“Shortages of building supplies and labour, high freight costs and ongoing high levels of construction activity continued to contribute to price rises for newly built dwellings.
“The CPI’s automotive fuel series reached a record level for the fourth consecutive quarter, with fuel prices rising strongly over May and June, following a fall in April due to the fuel excise cut.”
Annual price inflation for new dwellings is currently the highest recorded “since the series commenced in 1999”, Ms Marquardt added.
Rents on the rise
Residential rents had been in decline on an annual basis in Sydney and Melbourne but the latest CPI data points to a turnaround that may help placate landlords seeking refuge from rising mortgage rates but offers no respite to renters already struggling to even find somewhere to live in the face of record low vacancy rates.
Melbourne and Sydney were up 0.2 and 0.4 per cent respectively, but both were down a similar amount over the year.
The other capitals continued to record strong price rises in the June 2022 quarter, with increases in rents seen for both houses and other dwellings, reflecting those historically low vacancy rates.
Perth and Darwin rents have taken off 9.1 and 11.4 per cent respectively over the year, well ahead of the next biggest increase (Hobart, 6.2 per cent). Over the past quarter, it was again Perth and Darwin leading the charge, with rent hikes of 2.1 and 1.9 per cent, followed by Hobart (1.8 per cent), Canberra (1.5 per cent), Adelaide (1.2 per cent) and Brisbane (1.1 per cent).
Housing as an overall expense was the second largest sector in terms of price rises, with a quarterly movement of 2.5 per cent, behind clothing and footwear at 3.5 per cent and equal to the furnishings and household items and services category.
RBA looking on eagerly

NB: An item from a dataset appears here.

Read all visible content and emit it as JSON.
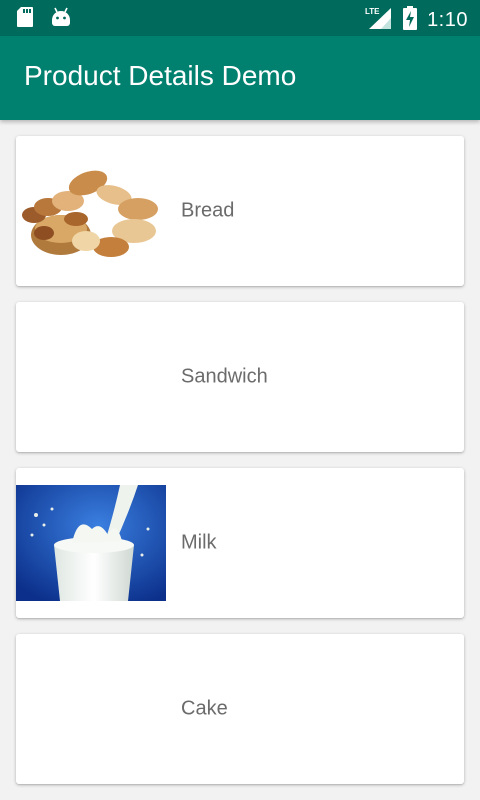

The RBA’s inflation target of 2-3 per cent is so far from current reality that it will inevitably raise interest again on Tuesday (2 August), with another double whammy 0.5 per cent hike looking unavoidable as it tries to suppress consumer spending and demand, and therefore inflation.
If the RBA increases the cash rate by 0.50 percentage points, the average owner-occupier with $500,000 debt and 25 years remaining will see their monthly repayments rise by $140.
If the RBA hikes by 0.50 percentage points next Tuesday, and it’s passed on in full by lenders, the average variable customer will see their rate rise by a total of 1.75 percentage points in four months.
If this happens, someone with $500,000, 25-year loan before the hikes began, would see their monthly repayments rise by a total of $472.
The rate hikes are not likely to end next month with inflation expected to continue to climb until the end of the year.
ANZ is now forecasting the cash rate could hit 3.35 per cent by November, while Westpac is forecasting the cash rate will hit this mark in February 2023.
RateCity.com.au research director, Sally Tindall, said more pain is on the way for the one-in-three households with a home loan.
“Australia isn’t the only country with an inflation problem; central banks around the world are moving quickly to try to contain the inflation beast, with hefty hikes to official rates.
“The US Federal Reserve, which is currently grappling with an even bigger inflation problem, is widely tipped to hike official rates by another 0.75 percentage points this week, taking the range to 2.25 per cent – 2.50 per cent.
“Every other week families are finding their grocery bills are growing, the car is more expensive to fill up and the cost of their takeaway coffee keeps hitting record highs.
“In the face of rising costs on all fronts, many families will need to start making significant cutbacks.
“People should really start putting pen to paper to come up with a financial strategy to get them through the next 12 months.
For some households it’ll be a few nips and tucks to their budgets, but for others it’ll involve making tough decisions,” she said.